Let’s consider an extreme and mildly silly example to make the point. Suppose that in a fit of power drunkenness, our politicians enact a bill that calls for all gun owners to have an “Evil Person Lives Here” tattoo needled onto their foreheads. Unless the House of Representatives allocates money for barrels of Fuchsia-colored ink, lots of tattoo parlor subsidies, and a really nifty logo design consulting project, that law can’t be enforced. It may be law, but it won’t go into effect without funding, and we’ll all remain tattoo-free unless of course, we choose to get one.
When you decide how you’re going to spend your morning, lunch hour, or evening on November 6th, remember that you are directly voting for your local man or woman who will make these budgetary decisions. It’s a big deal. Congressional seat elections matter.
Your Vote Trumps Big Money
Those opposed to gun rights scream bloody murder about how the NRA and NSSF “own politicians” lock, stock and barrel. In reality, the exact opposite is true. If you look at where the really big dollars are coming from, it’s from the likes of billionaire policy drivers like Michael Bloomberg, George Soros, and Tom Steyer. Let’s look at some real numbers.
In 2016, according to Federal Election Commission reporting, the NRA spent about $54.4 million on election campaign donations.
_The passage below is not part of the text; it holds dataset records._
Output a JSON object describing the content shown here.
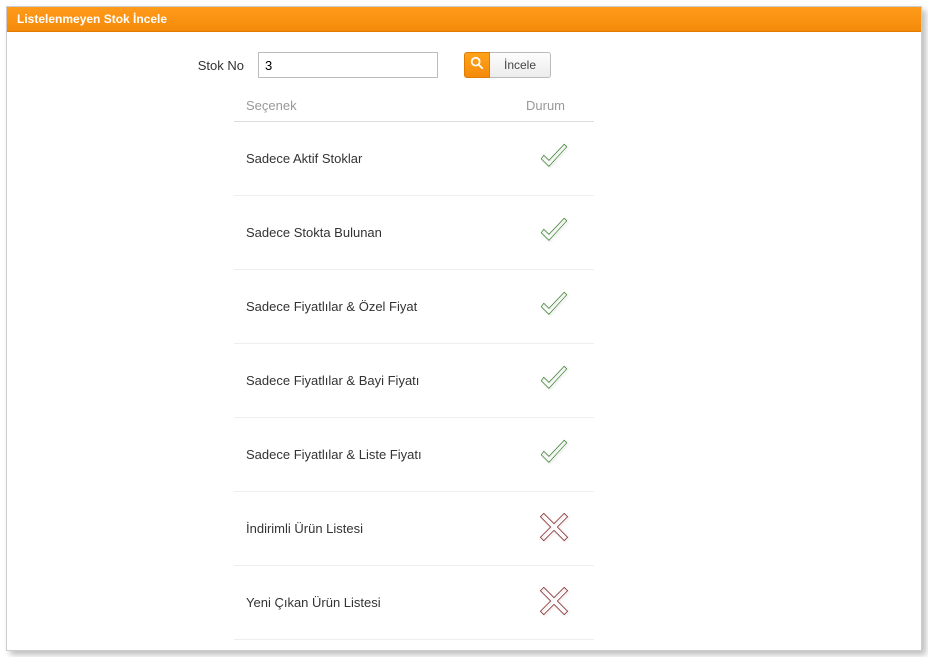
{
  "window": {
    "title": "Listelenmeyen Stok İncele"
  },
  "search": {
    "label": "Stok No",
    "value": "3",
    "button_label": "İncele"
  },
  "table": {
    "headers": {
      "option": "Seçenek",
      "status": "Durum"
    },
    "rows": [
      {
        "option": "Sadece Aktif Stoklar",
        "status": true
      },
      {
        "option": "Sadece Stokta Bulunan",
        "status": true
      },
      {
        "option": "Sadece Fiyatlılar & Özel Fiyat",
        "status": true
      },
      {
        "option": "Sadece Fiyatlılar & Bayi Fiyatı",
        "status": true
      },
      {
        "option": "Sadece Fiyatlılar & Liste Fiyatı",
        "status": true
      },
      {
        "option": "İndirimli Ürün Listesi",
        "status": false
      },
      {
        "option": "Yeni Çıkan Ürün Listesi",
        "status": false
      }
    ]
  }
}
This year, Michael Bloomberg along has promised $100 million, and Tom Steyer has pledged $110 million. We don’t know how many trillions Soros is funneling to his pet causes because he operates like a secret squirrel. Consider the stark contrast of five million members funding NRA efforts while two billionaires dwarf all of those contributions with a couple of personal checks. Now, who owns who?
The math is hard to discern, and you’ll need to make yourself an informed consumer to figure out how much money is really flowing and from what sources. For example, many news stories point to the NRA spending $400 million or so. What they don’t highlight is that only a fraction of that is political. The vast majority of NRA expenditures support safety, training, and competition programs. The same general math applies to the National Shooting Sports Foundation. Always read the fine print.
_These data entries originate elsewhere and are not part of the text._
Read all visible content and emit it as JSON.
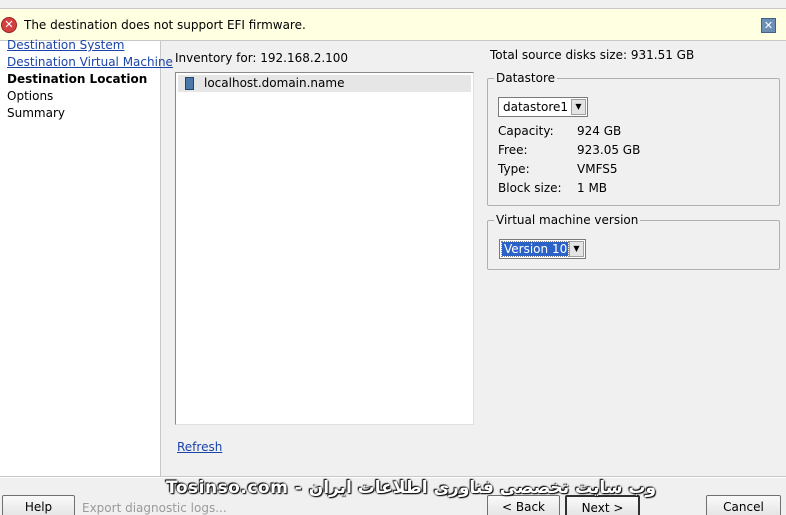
{
  "banner": {
    "message": "The destination does not support EFI firmware.",
    "error_icon": "error-icon",
    "close_icon": "close-icon"
  },
  "nav": {
    "items": [
      {
        "label": "Destination System",
        "state": "link"
      },
      {
        "label": "Destination Virtual Machine",
        "state": "link"
      },
      {
        "label": "Destination Location",
        "state": "current"
      },
      {
        "label": "Options",
        "state": "plain"
      },
      {
        "label": "Summary",
        "state": "plain"
      }
    ]
  },
  "inventory": {
    "label": "Inventory for: 192.168.2.100",
    "host": "localhost.domain.name",
    "host_icon": "server-icon",
    "refresh": "Refresh"
  },
  "source": {
    "total_disks": "Total source disks size:  931.51 GB"
  },
  "datastore": {
    "title": "Datastore",
    "selected": "datastore1",
    "capacity_label": "Capacity:",
    "capacity": "924 GB",
    "free_label": "Free:",
    "free": "923.05 GB",
    "type_label": "Type:",
    "type": "VMFS5",
    "block_label": "Block size:",
    "block": "1 MB"
  },
  "vm_version": {
    "title": "Virtual machine version",
    "selected": "Version 10"
  },
  "footer": {
    "help": "Help",
    "export": "Export diagnostic logs...",
    "back": "< Back",
    "next": "Next >",
    "cancel": "Cancel"
  },
  "watermark": "Tosinso.com - وب سایت تخصصی فناوری اطلاعات ایران",
  "colors": {
    "banner_bg": "#ffffe1",
    "link": "#1a44a8",
    "selection": "#2a62c8"
  }
}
Guess what? Michael Bloomberg and Tom Steyer’s checks can’t (at least directly) add votes to the tally. You still have more power by pulling that lever according to your wishes. You can cancel all that attempted political dirty cash influence for free, simply by voting.
Your Vote Matters
Since the 2018 mid-terms (or any other election) is not about one national vote tally, your vote counts – a lot.
The most significant local impact will be with the House of Representatives since all of them are up for re-election every two years. That high-frequency model is entirely by design as the House is intended to reflect the changing will of the people. That means you. That also means that staying engaged every two years is critical. If you scan down the list of districts and their historical voting results, you’ll see that many are decided with a grand total of 200,000 to 300,000 votes split between all the players. Split that number into teams, and your vote suddenly becomes essential. Consider that many races are won or lost by one-percent (give or take) margins, and you’re looking at a couple of thousand votes making the difference. In gun rights terms, the members of the local shooting clubs in your area, if they all voted, could sway an election.
Even Senate votes matter. While most states have somewhere between 500,000 and 12 million (for a jumbo state like California) votes cast for Senators, races are often decided by tens of thousands of votes statewide.
Don’t be a slacker. Voting is quick and easy, especially in mid-term elections. If every gun owner voted for their rights, gun control legislation would be non-existent.